By Mathew K Jallow
Outgoing U.S Ambassador, Pamela White, was diplomatic and gracious in her unambiguous assessment of the Gambia's predicament under Yahya Jammeh, but she did not mince words in her verdict of the country's sickening political culture and embarrassing governance system. Her contemptuous disregard for Yahya Jammeh was unmistakable and her parting words summed up the mess into which Yahya Jammeh has put the Gambia. It does not take a rocket scientist to realize that beneath the surface tranquility, the Gambia is a country in turmoil. Just two weeks ago, eight former senior government officials, three of them holding doctoral degrees and the rest possessing university degrees in various fields, were remanded in Mile 2 Prisons. At the same time, in faraway Abuja, Nigeria, Gambia's five-member permanent parliamentary delegation to ECOWAS, led by Paul Mendy, was meeting ECOWAS officials to discuss the Gambia's human rights crisis. But, unlike the eight former agricultural officials who were remanded in Mile 2 Prisons, none of the Gambia's ECOWAS parliamentarians has a high school education, not to speak of a university degree. The five Gambian permanent ECOWAS parliamentarians created a public outcry when one of them, Lamin Jadama, declared in Abuja, Nigeria that there were no human rights abuses in the Gambia. The five ECOWAS representatives, it turned out, are a microcosm of the broader Gambian National Assembly, where most of the National Assembly delegates have never seen the inside of a high school classroom.
Over the past decade and half, the Gambia has succeeded in creating the only society in West Africa where mediocrity and amateurism trumps professionalism and excellence; a country that values ignorance and timidity over intellectual curiosity and creativity. Lamin Jadama is a reflection of what the Gambia has become, and that fact that he courted the eerie of a segment of the Gambiaâ€™s population after his bold-faced lies to an ECOWAS committee probing into Gambia's worsening human rights violations, is a natural reaction to cultural decadence that has taken root in our country. His denial of human rights violations was particularly perplexing since Lamin Jadama knows the murdered Sgt. Illo Jallow, as his village Katamina and Illo Jallow village Sare Mali are separated by only a hundred meters wide cattle trail. But Lamin Jadama's denial is not a new thing, but he personifies the dumbing down of Gambian society. In lying to ECOWAS officials, he has become the metaphor of how ordinarily decent Gambians have by necessity turned into unadulterated liars. Today, every official of the regime has become a liar; a frightening development has totally changed the character of Gambian society. Gambia is now a place of make-belief; a place where deceptions, deceit and hypocrisy is the new normal. It is a social anomaly motivated by the necessities of self-preservation. It is a phenomenon that is particular to autocratic societies like The Gambia, where the rule of tyranny has replaced the rule of law.

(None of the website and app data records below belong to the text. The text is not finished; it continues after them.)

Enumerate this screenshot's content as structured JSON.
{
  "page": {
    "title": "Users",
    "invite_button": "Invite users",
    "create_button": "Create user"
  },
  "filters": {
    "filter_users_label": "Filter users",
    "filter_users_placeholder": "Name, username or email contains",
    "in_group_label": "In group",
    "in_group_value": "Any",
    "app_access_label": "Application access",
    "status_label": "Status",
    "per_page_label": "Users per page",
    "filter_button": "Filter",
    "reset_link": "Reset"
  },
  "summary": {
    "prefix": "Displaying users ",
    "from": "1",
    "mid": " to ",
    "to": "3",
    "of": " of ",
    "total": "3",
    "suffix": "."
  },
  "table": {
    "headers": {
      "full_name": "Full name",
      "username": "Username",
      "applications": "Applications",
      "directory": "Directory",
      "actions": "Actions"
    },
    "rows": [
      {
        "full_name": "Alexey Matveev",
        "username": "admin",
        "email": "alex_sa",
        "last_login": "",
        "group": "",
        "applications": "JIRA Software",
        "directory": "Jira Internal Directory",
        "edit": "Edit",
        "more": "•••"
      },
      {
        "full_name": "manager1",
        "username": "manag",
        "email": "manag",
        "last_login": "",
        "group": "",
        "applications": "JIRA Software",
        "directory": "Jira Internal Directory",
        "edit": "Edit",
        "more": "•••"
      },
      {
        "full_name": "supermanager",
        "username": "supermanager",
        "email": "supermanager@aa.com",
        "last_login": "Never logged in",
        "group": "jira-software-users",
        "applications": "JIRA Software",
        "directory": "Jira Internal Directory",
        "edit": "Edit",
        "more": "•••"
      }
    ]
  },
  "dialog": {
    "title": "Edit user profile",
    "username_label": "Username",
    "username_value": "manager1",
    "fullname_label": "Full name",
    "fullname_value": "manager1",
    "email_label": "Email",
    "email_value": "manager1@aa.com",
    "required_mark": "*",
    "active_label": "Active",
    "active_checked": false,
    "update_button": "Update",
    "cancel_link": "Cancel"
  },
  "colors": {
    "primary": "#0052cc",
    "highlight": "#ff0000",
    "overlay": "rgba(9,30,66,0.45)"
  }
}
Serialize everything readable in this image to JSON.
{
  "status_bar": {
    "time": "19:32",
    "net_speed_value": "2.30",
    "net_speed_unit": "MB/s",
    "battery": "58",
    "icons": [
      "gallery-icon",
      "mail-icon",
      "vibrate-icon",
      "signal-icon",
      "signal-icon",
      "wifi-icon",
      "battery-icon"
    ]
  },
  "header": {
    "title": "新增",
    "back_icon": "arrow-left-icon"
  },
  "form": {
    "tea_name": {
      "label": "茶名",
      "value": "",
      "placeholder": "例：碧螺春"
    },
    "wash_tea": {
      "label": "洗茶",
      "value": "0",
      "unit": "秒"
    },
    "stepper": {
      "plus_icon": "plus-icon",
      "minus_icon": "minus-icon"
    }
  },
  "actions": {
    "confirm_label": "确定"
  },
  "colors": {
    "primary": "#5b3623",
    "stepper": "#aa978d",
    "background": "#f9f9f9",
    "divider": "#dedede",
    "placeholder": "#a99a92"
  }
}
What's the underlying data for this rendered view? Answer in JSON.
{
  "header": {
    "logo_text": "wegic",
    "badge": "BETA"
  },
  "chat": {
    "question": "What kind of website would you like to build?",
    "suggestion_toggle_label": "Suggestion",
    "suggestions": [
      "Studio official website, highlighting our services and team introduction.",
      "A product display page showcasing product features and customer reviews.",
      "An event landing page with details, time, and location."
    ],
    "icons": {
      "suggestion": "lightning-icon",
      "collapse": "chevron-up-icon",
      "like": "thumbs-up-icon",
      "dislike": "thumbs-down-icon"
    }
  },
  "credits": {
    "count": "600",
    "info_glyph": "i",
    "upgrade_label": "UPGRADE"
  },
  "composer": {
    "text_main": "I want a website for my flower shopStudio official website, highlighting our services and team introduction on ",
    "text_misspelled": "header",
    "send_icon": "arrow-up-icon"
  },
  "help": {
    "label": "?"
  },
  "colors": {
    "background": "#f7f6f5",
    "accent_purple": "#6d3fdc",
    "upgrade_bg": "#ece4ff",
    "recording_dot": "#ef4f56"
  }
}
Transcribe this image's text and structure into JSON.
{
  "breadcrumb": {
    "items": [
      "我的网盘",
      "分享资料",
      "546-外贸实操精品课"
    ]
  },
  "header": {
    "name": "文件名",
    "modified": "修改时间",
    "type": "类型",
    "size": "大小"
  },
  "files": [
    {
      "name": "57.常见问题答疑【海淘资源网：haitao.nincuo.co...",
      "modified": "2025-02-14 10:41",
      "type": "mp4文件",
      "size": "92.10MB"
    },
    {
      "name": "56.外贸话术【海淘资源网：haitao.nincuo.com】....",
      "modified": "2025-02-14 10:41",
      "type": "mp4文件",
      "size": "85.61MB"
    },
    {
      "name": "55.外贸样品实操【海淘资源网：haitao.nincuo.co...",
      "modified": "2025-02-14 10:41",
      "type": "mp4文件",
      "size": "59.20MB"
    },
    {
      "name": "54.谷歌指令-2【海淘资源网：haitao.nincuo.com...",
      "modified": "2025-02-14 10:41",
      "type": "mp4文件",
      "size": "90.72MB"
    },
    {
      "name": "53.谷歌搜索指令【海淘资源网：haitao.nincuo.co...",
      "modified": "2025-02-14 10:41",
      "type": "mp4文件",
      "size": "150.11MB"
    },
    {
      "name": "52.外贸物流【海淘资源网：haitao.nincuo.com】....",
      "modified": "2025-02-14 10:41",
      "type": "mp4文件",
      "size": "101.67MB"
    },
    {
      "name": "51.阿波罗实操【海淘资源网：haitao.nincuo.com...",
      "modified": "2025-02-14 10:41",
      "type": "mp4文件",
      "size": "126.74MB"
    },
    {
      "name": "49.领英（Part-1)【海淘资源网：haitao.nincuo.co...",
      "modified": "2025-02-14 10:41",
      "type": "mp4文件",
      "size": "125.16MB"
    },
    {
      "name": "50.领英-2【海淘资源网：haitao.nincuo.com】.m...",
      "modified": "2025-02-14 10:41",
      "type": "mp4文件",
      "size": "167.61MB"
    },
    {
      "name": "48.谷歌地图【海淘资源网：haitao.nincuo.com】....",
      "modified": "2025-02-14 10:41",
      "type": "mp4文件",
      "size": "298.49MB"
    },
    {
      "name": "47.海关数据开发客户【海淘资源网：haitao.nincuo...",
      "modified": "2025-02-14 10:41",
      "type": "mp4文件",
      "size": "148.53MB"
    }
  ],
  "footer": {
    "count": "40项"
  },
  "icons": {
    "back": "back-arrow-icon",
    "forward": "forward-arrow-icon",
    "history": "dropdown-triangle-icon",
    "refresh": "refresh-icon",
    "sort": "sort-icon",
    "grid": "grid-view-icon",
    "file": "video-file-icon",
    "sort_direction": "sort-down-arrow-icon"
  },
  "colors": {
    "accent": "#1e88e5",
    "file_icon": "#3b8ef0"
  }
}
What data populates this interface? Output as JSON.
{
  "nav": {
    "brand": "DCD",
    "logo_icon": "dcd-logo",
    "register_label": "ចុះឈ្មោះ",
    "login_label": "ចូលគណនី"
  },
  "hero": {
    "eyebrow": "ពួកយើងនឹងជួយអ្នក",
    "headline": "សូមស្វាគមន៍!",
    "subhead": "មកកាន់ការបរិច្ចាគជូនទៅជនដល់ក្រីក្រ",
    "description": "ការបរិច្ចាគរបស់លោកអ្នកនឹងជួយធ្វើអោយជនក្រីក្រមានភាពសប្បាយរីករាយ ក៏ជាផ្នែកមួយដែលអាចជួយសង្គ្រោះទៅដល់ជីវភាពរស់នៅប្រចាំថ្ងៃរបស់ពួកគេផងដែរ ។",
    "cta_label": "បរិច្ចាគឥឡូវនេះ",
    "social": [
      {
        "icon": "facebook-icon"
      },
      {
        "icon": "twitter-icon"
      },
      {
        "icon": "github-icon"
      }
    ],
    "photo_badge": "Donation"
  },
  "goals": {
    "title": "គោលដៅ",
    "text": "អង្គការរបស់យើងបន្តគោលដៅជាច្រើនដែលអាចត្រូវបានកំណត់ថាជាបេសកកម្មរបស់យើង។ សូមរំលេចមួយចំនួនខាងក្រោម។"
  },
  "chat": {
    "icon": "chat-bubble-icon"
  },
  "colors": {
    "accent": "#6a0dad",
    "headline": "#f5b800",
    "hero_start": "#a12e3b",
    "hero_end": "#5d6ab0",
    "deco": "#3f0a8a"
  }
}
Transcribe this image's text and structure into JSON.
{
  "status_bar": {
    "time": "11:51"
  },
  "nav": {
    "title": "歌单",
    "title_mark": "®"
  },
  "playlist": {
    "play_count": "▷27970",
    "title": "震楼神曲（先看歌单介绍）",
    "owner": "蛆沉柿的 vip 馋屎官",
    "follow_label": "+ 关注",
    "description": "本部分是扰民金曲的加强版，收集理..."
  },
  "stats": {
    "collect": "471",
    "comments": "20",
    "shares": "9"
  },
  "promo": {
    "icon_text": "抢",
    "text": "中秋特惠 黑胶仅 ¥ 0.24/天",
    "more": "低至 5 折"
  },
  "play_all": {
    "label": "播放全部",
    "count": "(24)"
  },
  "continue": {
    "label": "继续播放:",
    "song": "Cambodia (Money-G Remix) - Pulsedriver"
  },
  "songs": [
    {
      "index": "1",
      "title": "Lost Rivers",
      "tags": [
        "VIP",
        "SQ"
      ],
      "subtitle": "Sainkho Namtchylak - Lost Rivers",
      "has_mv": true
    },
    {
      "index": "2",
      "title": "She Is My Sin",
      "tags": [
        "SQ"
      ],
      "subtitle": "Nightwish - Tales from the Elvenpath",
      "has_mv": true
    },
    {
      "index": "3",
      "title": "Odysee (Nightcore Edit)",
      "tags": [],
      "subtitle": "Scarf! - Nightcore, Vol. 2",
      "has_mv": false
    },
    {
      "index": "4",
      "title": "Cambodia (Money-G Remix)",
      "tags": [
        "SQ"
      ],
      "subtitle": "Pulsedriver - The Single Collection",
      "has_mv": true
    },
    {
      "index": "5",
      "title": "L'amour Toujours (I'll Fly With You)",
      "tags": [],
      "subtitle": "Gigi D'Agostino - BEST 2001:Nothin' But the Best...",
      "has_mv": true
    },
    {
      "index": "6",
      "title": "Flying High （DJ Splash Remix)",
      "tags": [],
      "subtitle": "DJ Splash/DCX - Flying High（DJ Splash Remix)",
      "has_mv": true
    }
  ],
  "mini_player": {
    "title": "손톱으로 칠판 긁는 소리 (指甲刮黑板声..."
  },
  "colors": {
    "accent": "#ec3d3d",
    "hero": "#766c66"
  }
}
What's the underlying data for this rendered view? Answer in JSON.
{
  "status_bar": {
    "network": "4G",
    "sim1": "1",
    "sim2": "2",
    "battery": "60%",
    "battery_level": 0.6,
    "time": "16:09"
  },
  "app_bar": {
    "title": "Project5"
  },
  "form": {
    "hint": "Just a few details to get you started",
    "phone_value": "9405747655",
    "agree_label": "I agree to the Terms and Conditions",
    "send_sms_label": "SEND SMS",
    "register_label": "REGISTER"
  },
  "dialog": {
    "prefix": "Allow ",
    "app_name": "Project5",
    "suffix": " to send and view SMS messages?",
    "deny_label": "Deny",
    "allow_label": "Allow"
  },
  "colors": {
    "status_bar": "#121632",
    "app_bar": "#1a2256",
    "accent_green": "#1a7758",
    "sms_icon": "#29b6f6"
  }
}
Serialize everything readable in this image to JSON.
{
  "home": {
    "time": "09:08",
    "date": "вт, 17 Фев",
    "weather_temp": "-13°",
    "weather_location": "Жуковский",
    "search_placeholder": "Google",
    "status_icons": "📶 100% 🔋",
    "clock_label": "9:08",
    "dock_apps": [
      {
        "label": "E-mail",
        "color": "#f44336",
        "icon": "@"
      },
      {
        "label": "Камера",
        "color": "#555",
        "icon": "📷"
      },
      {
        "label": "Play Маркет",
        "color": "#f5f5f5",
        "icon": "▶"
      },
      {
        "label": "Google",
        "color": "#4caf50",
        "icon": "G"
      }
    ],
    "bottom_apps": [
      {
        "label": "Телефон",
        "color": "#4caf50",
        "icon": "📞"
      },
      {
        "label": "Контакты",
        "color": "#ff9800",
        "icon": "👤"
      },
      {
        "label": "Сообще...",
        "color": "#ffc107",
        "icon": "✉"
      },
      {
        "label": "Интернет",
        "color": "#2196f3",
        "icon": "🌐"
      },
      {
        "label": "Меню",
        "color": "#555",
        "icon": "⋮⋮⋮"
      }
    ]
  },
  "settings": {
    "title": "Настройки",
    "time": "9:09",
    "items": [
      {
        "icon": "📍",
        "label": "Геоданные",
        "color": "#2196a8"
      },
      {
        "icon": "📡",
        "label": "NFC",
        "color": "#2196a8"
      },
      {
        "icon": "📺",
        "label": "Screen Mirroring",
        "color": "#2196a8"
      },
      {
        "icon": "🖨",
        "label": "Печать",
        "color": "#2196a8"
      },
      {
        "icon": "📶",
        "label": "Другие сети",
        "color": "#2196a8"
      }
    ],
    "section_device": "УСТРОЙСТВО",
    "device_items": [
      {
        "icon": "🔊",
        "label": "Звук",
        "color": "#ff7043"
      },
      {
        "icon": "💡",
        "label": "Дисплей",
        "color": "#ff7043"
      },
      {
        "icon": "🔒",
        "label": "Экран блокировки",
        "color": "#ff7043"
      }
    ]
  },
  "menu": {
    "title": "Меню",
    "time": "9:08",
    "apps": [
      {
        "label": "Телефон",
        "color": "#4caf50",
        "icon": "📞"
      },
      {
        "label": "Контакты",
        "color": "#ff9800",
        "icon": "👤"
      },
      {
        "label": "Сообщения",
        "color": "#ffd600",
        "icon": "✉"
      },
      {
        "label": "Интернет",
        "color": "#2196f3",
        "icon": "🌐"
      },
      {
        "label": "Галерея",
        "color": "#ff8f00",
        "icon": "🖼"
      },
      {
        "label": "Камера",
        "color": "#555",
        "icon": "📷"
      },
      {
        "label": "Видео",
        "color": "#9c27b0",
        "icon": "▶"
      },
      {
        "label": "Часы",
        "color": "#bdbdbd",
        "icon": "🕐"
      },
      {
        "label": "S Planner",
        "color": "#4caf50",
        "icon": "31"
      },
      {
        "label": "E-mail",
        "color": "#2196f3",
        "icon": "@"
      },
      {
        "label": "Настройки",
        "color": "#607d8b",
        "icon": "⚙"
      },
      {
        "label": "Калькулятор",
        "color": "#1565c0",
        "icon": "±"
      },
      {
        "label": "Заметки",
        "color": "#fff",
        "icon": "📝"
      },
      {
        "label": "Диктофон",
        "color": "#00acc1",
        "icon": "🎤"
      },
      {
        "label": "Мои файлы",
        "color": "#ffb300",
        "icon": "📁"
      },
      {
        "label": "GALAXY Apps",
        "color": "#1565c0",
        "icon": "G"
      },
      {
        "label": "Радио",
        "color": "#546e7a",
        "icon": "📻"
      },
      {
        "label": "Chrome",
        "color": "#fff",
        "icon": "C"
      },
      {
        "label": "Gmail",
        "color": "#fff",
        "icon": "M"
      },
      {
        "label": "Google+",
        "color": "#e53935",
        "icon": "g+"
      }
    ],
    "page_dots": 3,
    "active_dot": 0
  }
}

Lamin Jadama's denial of human rights violations in the Gambia which came barely a week after Ousman Sonko's outrageous statement regarding Chief Ebrima Manneh, is a pernicious pattern that harkens back to the days of Ms. Marie Saine Firdaus and Edward Gomez and beyond. In countries ruled by dictatorship as in The Gambia over the past decade and half, the denial of the obvious becomes second nature to officials of the regime. And around the globe and throughout history, it is a practice that has stood the test of time and bought time for regimes that would eventually collapse under the weight of their own tyranny. As in The Gambia, lies, deception and deceit are designed to delay the inevitable day when Yahya Jammeh's regime will collapse, because there is not historical precedence where dictatorship have survived the lies and brutality they visit of their people. But, for now, given the caliber of the Lamin Jadamas and Paul Mendys who represent us at both ECOWAS and at the National Assembly, we cannot expect anything better than the nefarious and self-serving machinations used to drag Gambian in the proverbial mud. Paul Mendy who heads the Gambia's ECOWAS parliamentarians, is also the senior laborer at Yahya Jammeh's Kanilai Farms and his appointment to that position in late 2011, published as a Press Release in The Daily Observer on March 31, 2011, was greeted with absolute incredulity and reads as follows. "The Office of the President wishes to inform the general public that Honorable Paul L. Mendy, National Assembly Member, has been appointed as the Operations and Logistics Manager, Kanilai Family Farms Limited, with immediate effect. This information is also extended to all Farm Managers and employees of the Kanilai Family Farm." If this is not truly the picture of Gambia at its very worst abuse of power, then nothing else is, for we have become a country of liars, griots, and self-serving megalomaniacs